Human traffickers have integrated technology into their business model at every stage of the process, from the seeking, recruitment and the exploitation of their victims to the transfer and laundering of the illicit profits of this crime.
The internet, including social media, online gaming platforms and dating apps, is being used increasingly by criminal networks, as people of all ages and backgrounds spend more time online.
At the same time, technology has a crucial role to play in preventing human trafficking. It can be used to raise awareness of this crime and identify victims, support police investigations and prosecutions, and trace the assets gathered by the perpetrators.
This May, the United Nations Office on Drugs and Crime (UNODC) and Canada’s International Centre for Prevention of Crime (ICPC) are staging the country’s first-ever virtual innovation competition to find technology-based solutions to combat human trafficking especially of children and among indigenous, Inuit and LGBTQI+ communities.
The ‘DataJam Against Exploitation’, is co-organized by the technology company IBM and the Colombia-based organization, Fundación Pasos Libres, which have already cooperated with UNODC on four successful events to develop anti-human trafficking tools.
“Tapping into the potential and talent of young people is absolutely essential.
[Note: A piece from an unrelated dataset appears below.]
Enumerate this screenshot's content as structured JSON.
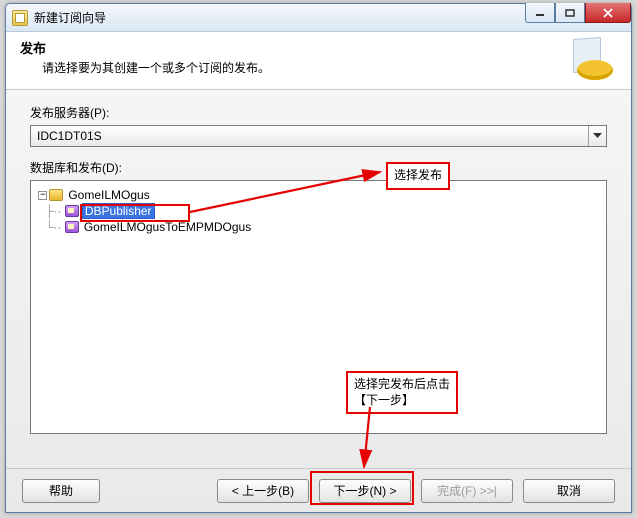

We need all the tools possible to fight this crime,” says UNODC’s Martin Hemmi. “Past events have led to the development of solutions to identify trafficking patterns, track criminal networks, locate trafficking hotspots, as well as to collect and analyse data,” he adds.
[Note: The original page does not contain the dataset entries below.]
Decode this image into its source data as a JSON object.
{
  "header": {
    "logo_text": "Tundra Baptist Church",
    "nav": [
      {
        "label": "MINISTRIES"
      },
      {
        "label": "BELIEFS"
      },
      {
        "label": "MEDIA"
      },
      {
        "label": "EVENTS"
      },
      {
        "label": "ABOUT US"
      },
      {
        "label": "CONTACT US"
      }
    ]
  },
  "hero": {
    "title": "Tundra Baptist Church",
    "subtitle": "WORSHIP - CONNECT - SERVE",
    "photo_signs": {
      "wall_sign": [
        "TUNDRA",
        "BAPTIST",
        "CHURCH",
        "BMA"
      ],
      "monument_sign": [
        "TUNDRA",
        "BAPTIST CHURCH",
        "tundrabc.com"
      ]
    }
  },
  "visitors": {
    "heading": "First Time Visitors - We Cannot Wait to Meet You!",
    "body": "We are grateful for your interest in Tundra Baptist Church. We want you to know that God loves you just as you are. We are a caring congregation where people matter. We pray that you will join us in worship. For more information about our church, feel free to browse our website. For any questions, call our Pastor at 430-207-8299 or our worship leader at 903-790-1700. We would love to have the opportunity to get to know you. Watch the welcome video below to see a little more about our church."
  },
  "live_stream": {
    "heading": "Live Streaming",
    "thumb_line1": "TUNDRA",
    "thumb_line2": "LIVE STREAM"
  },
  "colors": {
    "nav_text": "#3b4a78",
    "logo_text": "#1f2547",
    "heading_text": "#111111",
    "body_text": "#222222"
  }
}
The eleven-day online event is open to up to 200 students, graduates, and professionals with a knowledge of information technology, data analysis or crime prevention.
It aims to shed light on the exploitation of Canada’s most vulnerable communities and lead to the development of tools to identify and protect trafficking victims and support prosecutions.
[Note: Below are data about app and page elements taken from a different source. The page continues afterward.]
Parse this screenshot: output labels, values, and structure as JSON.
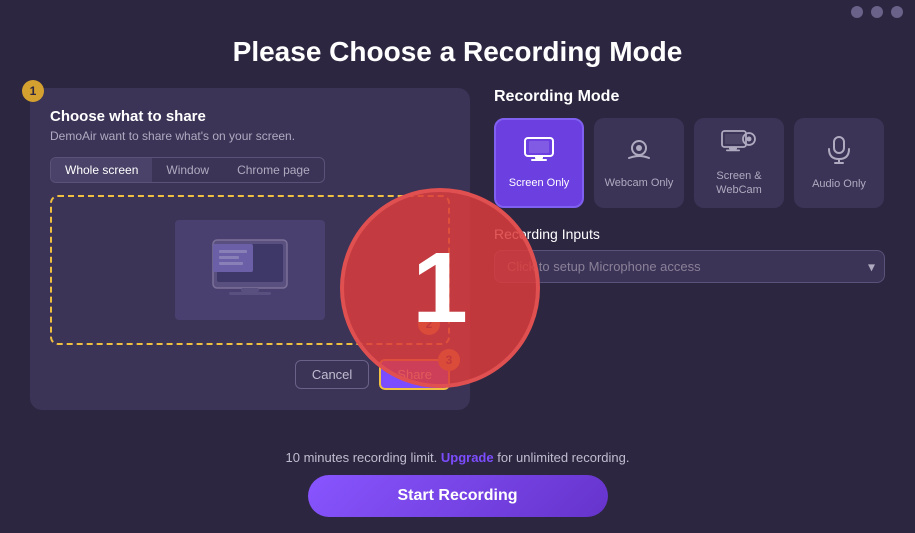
{
  "page": {
    "title": "Please Choose a Recording Mode",
    "background": "#2d2640"
  },
  "screen_share_dialog": {
    "title": "Choose what to share",
    "subtitle": "DemoAir want to share what's on your screen.",
    "tabs": [
      {
        "label": "Whole screen",
        "active": true
      },
      {
        "label": "Window",
        "active": false
      },
      {
        "label": "Chrome page",
        "active": false
      }
    ],
    "cancel_label": "Cancel",
    "share_label": "Share"
  },
  "recording_mode": {
    "section_label": "Recording Mode",
    "modes": [
      {
        "id": "screen-only",
        "label": "Screen Only",
        "icon": "🖥",
        "active": true
      },
      {
        "id": "webcam-only",
        "label": "Webcam Only",
        "icon": "📷",
        "active": false
      },
      {
        "id": "screen-webcam",
        "label": "Screen &\nWebCam",
        "icon": "🎬",
        "active": false
      },
      {
        "id": "audio-only",
        "label": "Audio Only",
        "icon": "🎙",
        "active": false
      }
    ]
  },
  "audio_inputs": {
    "label": "Recording Inputs",
    "placeholder": "Click to setup Microphone access"
  },
  "bottom": {
    "limit_text": "10 minutes recording limit.",
    "upgrade_label": "Upgrade",
    "upgrade_suffix": " for unlimited recording.",
    "start_label": "Start Recording"
  },
  "steps": {
    "step1": "1",
    "step2": "2",
    "step3": "3"
  },
  "big_step": "1"
}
“This is a great opportunity for us to discuss with international and Canadian experts the issue of human trafficking, a crime that essentially targets fragile communities,” says ICPC Analyst and Project Officer, Yasmina Aziki
“We can’t tackle and prevent this horrendous crime without the help of all stakeholders, among them, tech companies, experts from state agencies and community-based organizations. And we need the engagement and creativity of young people,” she adds.
Participants will have access to IBM’s cutting-edge technologies, open data and coaching provided by UNODC’s anti-trafficking experts, IBM and other partners.
Sebastián Arévalo Sánchez, co-founder and CEO of Paso Libres, designed the concept for the Canadian competition. “This DataJam will generate solutions to disrupt human trafficking in Canada based on Canadian data,” he says.
“Beyond the development of the technological solutions, the main success of past events was to bring together young participants, global experts, and leading organizations from different sectors and see them learning and working collectively towards the same goal,” adds Mr. Sanchez.
As with former competitions, the teams behind the winning designs will have the opportunity to develop their tools further and work with the Traffik Analysis Hub, a global data hub that shares information about human trafficking across all industries and sectors.
The “DataJam Against Exploitation” will take place from 7 to 17 May 2021. Participants must be over 18 and resident in Canada. More information here. Registration for this event starts on 1 April 2021 here.